═══ Entries provided

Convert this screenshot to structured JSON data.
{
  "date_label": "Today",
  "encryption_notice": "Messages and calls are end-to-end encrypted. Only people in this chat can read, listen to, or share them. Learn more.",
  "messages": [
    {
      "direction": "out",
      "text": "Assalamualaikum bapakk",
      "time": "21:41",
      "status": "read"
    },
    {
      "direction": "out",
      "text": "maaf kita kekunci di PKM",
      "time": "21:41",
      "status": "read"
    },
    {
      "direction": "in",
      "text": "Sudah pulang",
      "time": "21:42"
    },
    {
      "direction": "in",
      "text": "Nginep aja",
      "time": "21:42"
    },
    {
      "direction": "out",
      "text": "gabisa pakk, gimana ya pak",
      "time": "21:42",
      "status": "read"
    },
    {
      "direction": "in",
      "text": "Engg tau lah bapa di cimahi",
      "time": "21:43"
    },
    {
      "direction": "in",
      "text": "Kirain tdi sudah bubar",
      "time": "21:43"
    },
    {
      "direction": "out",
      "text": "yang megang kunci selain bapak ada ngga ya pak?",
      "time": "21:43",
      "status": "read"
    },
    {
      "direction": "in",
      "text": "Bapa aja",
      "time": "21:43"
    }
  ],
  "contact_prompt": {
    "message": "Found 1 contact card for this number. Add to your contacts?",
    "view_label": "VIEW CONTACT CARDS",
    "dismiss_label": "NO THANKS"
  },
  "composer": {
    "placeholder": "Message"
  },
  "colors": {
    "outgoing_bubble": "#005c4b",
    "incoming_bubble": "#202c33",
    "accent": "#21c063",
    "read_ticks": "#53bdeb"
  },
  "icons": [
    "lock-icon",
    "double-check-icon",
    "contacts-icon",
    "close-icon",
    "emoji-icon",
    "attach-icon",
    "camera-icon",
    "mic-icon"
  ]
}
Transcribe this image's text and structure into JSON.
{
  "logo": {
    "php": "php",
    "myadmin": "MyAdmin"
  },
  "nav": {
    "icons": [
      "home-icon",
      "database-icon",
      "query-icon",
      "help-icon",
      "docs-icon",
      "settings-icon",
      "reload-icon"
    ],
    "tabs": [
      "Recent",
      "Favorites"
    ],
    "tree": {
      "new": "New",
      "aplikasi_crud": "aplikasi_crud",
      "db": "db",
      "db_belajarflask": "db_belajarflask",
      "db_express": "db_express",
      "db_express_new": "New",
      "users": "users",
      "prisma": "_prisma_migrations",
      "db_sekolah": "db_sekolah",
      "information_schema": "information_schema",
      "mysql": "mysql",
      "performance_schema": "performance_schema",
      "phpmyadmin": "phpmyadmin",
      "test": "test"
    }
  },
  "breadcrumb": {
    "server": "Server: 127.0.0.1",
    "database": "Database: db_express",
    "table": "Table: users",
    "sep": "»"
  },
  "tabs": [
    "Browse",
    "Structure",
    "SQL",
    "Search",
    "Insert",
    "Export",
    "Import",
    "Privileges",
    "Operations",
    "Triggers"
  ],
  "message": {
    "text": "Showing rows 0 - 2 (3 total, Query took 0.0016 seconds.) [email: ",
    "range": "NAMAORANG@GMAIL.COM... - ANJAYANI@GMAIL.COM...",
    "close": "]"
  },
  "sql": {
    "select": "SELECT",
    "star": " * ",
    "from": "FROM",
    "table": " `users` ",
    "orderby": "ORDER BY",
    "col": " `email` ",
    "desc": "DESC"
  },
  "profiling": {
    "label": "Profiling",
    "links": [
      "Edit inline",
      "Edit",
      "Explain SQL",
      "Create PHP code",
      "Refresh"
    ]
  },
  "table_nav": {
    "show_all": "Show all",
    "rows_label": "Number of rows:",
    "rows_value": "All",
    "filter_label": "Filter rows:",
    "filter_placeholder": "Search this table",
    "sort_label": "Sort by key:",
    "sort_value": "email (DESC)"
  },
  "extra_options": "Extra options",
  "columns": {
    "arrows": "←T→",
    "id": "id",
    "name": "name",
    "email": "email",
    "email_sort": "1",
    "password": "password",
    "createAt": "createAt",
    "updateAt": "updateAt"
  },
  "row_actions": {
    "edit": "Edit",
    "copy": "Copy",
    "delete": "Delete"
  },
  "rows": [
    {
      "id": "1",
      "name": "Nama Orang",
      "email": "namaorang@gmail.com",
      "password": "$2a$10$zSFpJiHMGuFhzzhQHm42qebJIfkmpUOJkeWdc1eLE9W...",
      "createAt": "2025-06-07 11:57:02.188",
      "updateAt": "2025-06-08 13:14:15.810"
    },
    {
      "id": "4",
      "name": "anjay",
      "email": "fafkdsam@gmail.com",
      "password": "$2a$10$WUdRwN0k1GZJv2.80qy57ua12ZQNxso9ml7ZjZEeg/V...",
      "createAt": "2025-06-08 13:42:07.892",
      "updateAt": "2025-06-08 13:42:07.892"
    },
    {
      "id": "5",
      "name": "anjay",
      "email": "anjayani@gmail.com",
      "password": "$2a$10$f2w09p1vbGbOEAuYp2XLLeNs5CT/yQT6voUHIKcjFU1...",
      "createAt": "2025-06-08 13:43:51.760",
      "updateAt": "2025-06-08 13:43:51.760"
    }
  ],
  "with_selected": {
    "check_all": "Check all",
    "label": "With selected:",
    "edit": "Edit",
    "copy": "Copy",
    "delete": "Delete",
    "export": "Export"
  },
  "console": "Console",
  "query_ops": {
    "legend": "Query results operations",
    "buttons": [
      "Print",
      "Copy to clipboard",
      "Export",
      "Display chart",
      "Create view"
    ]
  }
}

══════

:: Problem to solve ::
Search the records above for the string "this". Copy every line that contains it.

:: Task result ::
Convert this screenshot to structured JSON data.
  "encryption_notice": "Messages and calls are end-to-end encrypted. Only people in this chat can read, listen to, or share them. Learn more.",
    "message": "Found 1 contact card for this number. Add to your contacts?",
Transcribe this image's text and structure into JSON.
    "filter_placeholder": "Search this table",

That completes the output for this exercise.